“Senator Blumenthal has repeatedly called for criminal investigation of VA wrongdoing by the Department of Justice and stronger measures holding accountable VA employees, and he will continue to do so,” Josh Zembik, communications director for Blumenthal, told The Daily Caller News Foundation. “Rather than help whistleblowers, Sen. Rubio’s bill lacks adequate protections for them, increasing the risk of retaliation when they report wrongdoing. Senator Blumenthal has offered legislation that has stronger protections for whistleblowers, and imposes more enforceable accountability provisions. As Ranking Member, he continues to work on bipartisan legislation for accountability at the VA, and he will seek to meet with Mr. Colon to discuss the points he raised.”
According to Colon, the VA Accountability Act is a shot at fixing systemic problems in the department and adding real accountability, which both the VA and the VA inspector general have failed to provide. And in Colon’s case, unions haven’t helped, either.
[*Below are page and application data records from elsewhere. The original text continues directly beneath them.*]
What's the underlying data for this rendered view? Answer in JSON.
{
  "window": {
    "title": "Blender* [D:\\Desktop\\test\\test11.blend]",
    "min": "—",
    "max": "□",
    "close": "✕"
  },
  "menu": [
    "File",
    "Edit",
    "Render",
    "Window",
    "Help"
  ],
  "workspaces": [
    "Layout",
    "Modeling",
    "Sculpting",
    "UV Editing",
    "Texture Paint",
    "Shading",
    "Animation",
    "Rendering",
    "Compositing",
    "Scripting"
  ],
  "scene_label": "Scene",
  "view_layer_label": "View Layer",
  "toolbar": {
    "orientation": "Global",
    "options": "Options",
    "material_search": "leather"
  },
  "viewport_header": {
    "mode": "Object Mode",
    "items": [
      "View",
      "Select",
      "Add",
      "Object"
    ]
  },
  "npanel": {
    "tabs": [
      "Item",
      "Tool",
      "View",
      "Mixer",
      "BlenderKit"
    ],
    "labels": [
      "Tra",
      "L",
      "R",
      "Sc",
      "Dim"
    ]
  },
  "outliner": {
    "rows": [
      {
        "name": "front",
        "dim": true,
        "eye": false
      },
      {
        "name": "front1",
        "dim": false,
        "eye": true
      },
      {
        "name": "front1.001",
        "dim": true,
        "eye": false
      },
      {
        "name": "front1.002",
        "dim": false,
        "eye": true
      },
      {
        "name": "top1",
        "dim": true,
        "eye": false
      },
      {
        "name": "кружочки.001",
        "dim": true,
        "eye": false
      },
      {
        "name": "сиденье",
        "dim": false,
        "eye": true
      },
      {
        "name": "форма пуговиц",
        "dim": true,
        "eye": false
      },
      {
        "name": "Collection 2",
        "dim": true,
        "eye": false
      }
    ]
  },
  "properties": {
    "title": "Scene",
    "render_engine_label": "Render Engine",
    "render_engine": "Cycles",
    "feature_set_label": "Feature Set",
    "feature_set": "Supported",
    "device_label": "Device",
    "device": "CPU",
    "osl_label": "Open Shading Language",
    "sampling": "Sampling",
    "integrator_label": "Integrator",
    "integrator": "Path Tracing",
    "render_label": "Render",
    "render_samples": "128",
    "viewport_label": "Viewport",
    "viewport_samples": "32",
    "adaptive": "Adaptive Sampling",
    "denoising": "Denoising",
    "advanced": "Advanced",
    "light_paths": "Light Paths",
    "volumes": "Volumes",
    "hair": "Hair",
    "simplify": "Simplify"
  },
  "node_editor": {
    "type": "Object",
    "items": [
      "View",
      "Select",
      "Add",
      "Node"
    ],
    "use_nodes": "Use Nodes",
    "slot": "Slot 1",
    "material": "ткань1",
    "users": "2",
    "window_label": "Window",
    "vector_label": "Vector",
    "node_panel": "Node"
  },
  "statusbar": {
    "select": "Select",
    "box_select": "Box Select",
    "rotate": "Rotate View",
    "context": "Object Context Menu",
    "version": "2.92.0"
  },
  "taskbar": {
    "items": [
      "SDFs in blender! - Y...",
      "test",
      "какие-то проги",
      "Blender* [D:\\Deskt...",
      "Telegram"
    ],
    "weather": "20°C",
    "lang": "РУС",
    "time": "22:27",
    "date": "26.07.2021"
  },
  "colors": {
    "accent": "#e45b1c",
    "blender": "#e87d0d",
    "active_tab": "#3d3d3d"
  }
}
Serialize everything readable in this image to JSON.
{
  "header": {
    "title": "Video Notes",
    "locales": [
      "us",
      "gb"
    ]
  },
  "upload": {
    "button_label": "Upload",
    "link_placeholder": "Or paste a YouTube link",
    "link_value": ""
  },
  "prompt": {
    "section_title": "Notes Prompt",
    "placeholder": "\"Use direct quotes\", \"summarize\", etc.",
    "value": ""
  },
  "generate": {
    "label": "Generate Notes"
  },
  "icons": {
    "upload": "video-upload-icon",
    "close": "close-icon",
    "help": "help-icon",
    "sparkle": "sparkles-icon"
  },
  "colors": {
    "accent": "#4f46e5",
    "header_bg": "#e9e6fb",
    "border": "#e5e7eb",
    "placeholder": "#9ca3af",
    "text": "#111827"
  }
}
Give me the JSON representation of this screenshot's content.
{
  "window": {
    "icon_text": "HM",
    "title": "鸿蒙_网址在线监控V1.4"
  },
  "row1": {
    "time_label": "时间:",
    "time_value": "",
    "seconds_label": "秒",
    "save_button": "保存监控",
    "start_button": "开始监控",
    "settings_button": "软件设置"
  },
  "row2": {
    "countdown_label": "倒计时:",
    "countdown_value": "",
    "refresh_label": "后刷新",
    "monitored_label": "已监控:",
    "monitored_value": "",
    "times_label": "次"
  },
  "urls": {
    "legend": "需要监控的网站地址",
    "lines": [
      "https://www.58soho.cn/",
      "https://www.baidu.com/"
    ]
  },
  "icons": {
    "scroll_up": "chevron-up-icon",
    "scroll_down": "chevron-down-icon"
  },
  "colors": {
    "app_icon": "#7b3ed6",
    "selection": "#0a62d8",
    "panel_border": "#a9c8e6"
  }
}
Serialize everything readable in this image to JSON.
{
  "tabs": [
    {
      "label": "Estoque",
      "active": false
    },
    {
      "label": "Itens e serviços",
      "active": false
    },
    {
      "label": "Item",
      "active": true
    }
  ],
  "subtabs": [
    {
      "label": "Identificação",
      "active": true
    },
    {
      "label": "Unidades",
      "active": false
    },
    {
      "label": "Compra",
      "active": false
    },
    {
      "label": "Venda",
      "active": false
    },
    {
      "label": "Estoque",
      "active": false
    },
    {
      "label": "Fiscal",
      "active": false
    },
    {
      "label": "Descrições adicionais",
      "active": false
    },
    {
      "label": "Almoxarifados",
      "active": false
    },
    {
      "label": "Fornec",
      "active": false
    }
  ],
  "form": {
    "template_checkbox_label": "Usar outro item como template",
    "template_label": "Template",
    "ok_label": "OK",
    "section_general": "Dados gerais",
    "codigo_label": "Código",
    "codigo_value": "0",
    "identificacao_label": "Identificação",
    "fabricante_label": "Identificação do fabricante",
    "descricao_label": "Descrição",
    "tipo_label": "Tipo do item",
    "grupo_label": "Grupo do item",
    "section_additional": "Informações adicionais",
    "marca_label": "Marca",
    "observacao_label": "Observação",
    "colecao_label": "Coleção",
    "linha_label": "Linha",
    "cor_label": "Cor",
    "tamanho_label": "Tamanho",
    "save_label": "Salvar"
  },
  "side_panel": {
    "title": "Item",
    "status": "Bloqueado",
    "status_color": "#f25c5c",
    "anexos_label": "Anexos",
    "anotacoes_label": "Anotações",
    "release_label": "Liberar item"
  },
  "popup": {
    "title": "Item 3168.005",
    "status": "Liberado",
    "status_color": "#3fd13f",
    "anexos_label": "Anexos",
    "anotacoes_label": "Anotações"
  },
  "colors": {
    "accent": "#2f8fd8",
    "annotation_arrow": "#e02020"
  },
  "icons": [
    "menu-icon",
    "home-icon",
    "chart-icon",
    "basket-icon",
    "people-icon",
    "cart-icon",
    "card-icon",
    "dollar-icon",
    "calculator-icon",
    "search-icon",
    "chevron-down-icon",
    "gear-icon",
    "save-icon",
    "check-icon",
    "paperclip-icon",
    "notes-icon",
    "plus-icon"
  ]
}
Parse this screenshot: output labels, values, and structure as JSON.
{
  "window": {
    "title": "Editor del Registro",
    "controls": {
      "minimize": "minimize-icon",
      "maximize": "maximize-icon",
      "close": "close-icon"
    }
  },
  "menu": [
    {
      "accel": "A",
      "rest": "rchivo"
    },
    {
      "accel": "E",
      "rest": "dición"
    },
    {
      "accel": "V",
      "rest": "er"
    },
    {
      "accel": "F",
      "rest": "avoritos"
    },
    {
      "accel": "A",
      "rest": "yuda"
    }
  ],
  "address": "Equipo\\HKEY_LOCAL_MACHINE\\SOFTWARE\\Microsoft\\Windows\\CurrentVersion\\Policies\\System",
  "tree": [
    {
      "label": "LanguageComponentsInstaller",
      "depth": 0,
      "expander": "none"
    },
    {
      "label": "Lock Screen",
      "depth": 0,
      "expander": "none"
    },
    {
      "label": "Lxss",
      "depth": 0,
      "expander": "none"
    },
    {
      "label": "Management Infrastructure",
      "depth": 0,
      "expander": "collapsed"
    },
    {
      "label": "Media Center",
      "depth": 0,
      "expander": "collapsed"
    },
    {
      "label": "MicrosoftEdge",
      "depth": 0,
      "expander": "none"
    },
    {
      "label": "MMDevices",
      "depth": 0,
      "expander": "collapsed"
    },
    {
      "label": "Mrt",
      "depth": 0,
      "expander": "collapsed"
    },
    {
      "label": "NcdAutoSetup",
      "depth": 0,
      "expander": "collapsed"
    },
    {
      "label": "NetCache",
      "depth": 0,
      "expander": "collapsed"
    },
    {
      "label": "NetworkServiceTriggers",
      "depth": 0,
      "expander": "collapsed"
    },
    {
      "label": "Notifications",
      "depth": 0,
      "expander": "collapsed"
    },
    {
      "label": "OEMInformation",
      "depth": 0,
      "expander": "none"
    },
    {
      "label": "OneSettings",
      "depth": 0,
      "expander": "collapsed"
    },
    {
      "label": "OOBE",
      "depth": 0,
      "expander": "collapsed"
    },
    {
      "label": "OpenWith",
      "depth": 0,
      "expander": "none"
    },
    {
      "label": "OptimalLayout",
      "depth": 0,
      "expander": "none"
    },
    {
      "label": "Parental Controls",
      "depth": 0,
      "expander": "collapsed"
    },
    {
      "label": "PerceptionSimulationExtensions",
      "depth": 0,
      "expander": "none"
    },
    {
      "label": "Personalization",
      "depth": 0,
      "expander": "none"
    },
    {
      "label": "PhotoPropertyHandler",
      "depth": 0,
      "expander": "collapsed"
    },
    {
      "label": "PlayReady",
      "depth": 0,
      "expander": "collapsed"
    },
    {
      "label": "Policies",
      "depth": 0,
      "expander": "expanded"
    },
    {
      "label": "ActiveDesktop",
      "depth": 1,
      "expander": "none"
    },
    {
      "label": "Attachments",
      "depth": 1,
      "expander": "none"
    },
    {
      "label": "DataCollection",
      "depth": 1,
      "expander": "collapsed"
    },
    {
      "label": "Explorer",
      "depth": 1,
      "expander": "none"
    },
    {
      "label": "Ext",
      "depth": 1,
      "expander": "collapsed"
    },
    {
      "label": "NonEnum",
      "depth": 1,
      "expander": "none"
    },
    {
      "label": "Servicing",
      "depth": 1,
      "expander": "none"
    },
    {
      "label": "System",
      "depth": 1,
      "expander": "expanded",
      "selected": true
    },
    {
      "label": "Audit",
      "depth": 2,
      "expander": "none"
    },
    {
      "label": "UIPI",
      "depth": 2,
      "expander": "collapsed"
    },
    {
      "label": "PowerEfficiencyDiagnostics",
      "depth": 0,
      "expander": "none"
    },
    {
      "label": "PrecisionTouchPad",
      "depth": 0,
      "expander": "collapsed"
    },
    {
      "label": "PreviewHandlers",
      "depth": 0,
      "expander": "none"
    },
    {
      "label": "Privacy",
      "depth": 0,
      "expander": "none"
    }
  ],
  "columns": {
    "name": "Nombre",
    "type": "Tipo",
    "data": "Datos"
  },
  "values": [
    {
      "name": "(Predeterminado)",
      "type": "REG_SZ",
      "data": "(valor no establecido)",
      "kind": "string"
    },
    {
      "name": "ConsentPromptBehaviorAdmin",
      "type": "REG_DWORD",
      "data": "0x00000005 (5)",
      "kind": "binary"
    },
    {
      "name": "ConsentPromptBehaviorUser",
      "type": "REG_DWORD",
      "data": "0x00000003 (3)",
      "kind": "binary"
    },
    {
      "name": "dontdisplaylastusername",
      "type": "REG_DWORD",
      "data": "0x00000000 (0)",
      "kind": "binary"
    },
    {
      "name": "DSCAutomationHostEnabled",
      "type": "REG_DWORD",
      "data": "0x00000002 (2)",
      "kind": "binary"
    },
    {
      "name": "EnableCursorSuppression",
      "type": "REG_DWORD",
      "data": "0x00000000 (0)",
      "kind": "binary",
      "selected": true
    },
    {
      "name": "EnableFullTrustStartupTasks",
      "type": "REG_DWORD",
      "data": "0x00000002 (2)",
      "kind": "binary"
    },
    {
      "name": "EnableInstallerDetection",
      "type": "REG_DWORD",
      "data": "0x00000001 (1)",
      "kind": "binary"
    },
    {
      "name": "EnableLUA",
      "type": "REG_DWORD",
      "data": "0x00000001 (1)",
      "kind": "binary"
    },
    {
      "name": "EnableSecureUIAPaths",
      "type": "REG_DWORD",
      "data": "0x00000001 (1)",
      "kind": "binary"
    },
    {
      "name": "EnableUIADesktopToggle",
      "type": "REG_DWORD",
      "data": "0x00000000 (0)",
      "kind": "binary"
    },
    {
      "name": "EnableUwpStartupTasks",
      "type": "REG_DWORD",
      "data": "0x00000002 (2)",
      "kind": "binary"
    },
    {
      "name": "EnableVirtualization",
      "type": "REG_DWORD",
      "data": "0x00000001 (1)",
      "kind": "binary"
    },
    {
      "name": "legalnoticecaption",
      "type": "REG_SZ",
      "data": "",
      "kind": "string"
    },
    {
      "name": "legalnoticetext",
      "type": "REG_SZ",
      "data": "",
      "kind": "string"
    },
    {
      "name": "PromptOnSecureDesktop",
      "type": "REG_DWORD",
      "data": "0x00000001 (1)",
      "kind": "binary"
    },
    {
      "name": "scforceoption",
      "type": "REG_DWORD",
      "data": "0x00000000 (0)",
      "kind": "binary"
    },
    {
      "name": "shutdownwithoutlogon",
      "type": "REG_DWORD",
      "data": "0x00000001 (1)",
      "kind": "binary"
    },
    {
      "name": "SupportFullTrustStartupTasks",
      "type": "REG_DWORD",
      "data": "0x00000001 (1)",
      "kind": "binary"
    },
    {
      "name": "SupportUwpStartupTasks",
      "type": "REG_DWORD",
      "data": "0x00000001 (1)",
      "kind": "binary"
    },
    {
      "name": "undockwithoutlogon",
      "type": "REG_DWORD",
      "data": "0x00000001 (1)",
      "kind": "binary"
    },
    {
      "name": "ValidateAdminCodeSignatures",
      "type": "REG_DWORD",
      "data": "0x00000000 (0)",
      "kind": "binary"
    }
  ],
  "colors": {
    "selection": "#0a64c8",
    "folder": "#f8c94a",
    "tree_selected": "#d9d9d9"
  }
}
“When I filed my Office of Special Counsel Claim, after telling our local Union President on multiple occasions, to not to file a grievance, he still did,” Colon said. “It almost wiped out my OSC claim, I believe the reason he did it was to protect Mr. DeWayne Hamlin, because a union grievance stays in house with no accountability but an OSC claim is handled outside the local agency with a possibility of accountability.”
In the case of Dr. Chris Kirkpatrick, a psychologist and whistleblower from Tomah who committed suicide, the local union told Kirkpatrick that while he should never have been retaliated against, the proper course of action was just to “stick it out.”
“The Union is embedded everywhere and they will do anything to prevent true accountability from happening,” Colon wrote.
AFGE, however, has argued that the legislation actually decreases protection for whistleblowers, and that trying to aggressively fire employees to reach a solution makes no sense. Additionally, AFGE thinks that the legislation strips employees of due process rights from all employees—not just senior executives. This would result in more retaliation against whistleblowers, and it would also discourage more whistleblowers from coming forward to report their concerns.
GOP Rep. Jeff Miller, chairman of the House Veterans’ Affairs Committee, complained that unions have a “stranglehold” on the department and its leadership, making it virtually impossible to discipline or fire workers.
But even if the legislation were to pass the Senate, President Barack Obama has promised to veto the legislation, just as he vetoed the defense budget bill.